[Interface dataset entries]
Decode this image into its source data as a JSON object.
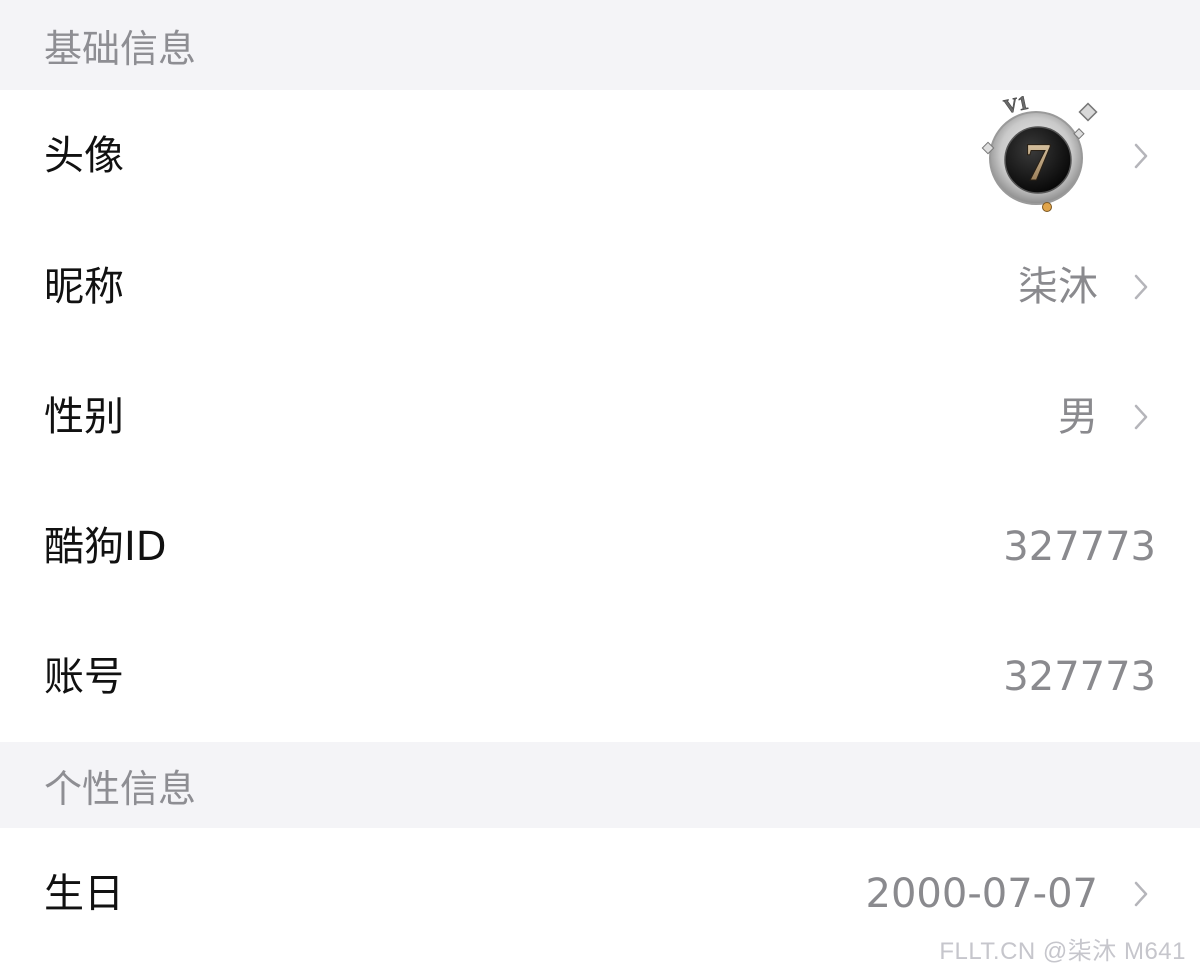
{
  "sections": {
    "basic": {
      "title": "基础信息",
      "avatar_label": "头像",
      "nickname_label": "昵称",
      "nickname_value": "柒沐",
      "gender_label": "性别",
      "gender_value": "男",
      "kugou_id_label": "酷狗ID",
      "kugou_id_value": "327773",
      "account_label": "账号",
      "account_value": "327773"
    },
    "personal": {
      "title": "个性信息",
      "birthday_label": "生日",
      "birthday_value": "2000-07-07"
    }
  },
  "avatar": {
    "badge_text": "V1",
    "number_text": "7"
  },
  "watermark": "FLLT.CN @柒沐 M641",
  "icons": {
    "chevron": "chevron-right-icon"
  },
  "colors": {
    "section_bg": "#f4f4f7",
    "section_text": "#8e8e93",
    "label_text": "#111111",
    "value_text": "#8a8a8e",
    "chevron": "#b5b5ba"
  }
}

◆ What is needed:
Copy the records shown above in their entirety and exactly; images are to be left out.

◆ Result:
Decode this image into its source data as a JSON object.
{
  "sections": {
    "basic": {
      "title": "基础信息",
      "avatar_label": "头像",
      "nickname_label": "昵称",
      "nickname_value": "柒沐",
      "gender_label": "性别",
      "gender_value": "男",
      "kugou_id_label": "酷狗ID",
      "kugou_id_value": "327773",
      "account_label": "账号",
      "account_value": "327773"
    },
    "personal": {
      "title": "个性信息",
      "birthday_label": "生日",
      "birthday_value": "2000-07-07"
    }
  },
  "avatar": {
    "badge_text": "V1",
    "number_text": "7"
  },
  "watermark": "FLLT.CN @柒沐 M641",
  "icons": {
    "chevron": "chevron-right-icon"
  },
  "colors": {
    "section_bg": "#f4f4f7",
    "section_text": "#8e8e93",
    "label_text": "#111111",
    "value_text": "#8a8a8e",
    "chevron": "#b5b5ba"
  }
}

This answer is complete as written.